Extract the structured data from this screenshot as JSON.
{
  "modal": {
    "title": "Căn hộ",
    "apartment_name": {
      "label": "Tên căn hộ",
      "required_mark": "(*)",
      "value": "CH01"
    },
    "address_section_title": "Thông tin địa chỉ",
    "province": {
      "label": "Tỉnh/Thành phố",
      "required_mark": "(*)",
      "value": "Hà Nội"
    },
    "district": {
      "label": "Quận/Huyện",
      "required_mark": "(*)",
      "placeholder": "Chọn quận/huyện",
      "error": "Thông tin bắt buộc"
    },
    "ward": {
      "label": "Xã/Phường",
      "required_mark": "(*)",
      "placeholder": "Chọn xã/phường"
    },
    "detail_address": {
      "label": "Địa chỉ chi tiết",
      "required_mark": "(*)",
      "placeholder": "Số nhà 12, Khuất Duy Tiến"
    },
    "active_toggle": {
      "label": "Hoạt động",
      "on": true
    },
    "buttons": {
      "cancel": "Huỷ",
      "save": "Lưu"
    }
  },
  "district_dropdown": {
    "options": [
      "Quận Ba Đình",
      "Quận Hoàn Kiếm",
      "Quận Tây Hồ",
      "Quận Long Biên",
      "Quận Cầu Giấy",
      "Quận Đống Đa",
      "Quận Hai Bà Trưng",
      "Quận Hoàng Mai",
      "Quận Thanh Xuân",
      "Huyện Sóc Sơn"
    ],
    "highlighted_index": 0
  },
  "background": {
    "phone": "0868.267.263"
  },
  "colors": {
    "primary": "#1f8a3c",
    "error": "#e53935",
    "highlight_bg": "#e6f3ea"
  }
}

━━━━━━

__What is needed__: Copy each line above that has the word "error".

__Response area__:
      "error": "Thông tin bắt buộc"
    "error": "#e53935",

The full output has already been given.